Results of the randomized, placebo-controlled, double-blind, SUNFISH study involving 51 type 2 or 3 SMA patients (milder forms of the disease) with ages 2-25 years were presented in another poster, titled “SUNFISH Part 1: Risdiplam (RG7916) treatment results in a sustained increase of SMN protein levels and improvement in motor function in patients with Type 2 or 3 SMA.”
Thirty-five patients were randomized to receive risdiplam for at least one year, and 30 of them had their motor function evaluated using the Motor Function Measure (MFM)-32 – a validated scale to assess motor function in neuromuscular diseases.
After one year of treatment, 19 patients (63.3%) showed motor improvements, including 13 out of 17 (76.5%) younger than 12, and 6 out of 13 (46.2%) 12 or older. Six patients (11.8%) had at least one serious adverse event – such as respiratory tract infection, nausea, or vomiting – but they were reported to be unrelated to treatment and resolved.
No patient had stop therapy due to treatment-related adverse events in both studies.
“The emerging results from FIREFISH and SUNFISH trials support the broad clinical benefit of a systemic oral treatment for SMA patients,” Stuart W. Peltz, Ph.D., CEO of PTC Therapeutics, said in a press release.

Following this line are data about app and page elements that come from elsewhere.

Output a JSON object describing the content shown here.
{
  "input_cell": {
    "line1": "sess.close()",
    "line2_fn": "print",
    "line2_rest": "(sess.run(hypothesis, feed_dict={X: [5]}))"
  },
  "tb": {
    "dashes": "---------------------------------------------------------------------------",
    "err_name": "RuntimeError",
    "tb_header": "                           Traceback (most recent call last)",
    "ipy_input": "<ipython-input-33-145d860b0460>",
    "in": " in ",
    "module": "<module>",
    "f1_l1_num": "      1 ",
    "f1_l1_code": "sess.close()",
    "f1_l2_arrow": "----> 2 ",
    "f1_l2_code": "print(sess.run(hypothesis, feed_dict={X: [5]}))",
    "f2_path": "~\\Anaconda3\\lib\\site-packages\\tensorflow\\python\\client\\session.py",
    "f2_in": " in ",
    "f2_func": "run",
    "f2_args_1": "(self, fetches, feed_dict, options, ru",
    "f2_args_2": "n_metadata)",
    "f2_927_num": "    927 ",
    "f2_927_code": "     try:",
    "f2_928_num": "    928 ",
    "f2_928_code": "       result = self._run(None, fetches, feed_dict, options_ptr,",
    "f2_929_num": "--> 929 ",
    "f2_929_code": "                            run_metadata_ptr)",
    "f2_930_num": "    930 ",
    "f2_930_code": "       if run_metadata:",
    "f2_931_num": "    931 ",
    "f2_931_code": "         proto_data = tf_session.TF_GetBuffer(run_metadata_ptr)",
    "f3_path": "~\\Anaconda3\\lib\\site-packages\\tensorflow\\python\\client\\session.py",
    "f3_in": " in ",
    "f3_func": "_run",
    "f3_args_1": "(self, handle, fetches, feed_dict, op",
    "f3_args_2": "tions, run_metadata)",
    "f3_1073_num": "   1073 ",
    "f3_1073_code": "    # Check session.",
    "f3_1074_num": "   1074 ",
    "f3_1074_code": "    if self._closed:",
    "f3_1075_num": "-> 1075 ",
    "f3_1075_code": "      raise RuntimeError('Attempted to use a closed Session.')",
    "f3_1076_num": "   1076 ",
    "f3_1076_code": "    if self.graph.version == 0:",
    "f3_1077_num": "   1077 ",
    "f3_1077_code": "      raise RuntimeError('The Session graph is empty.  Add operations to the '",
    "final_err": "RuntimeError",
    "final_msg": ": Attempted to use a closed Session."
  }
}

“Patients with Type 2 and 3 SMA typically decline over the course of a year and the increase in motor function by over 3 points in SUNFISH when compared to natural history is exceptionally encouraging,” said Peltz. “We are excited by the gains in developmental motor milestones exhibited by Type 1 babies in FIREFISH. The observation of six babies sitting to date in a dose finding study is remarkable. SMA is a systemic disease, and risdiplam which is an oral treatment that reaches all affected organs has the potential to be a best-in-class therapy.”
Participants of the first part of the FIREFISH and SUNFISH studies are expected to continue treatment in an open-label extension study. Up to 40 babies with type 1 SMA are currently being recruited for the second part of FIREFISH, while 168 patients with SMA type 2 have already been enrolled for the second part of SUNFISH.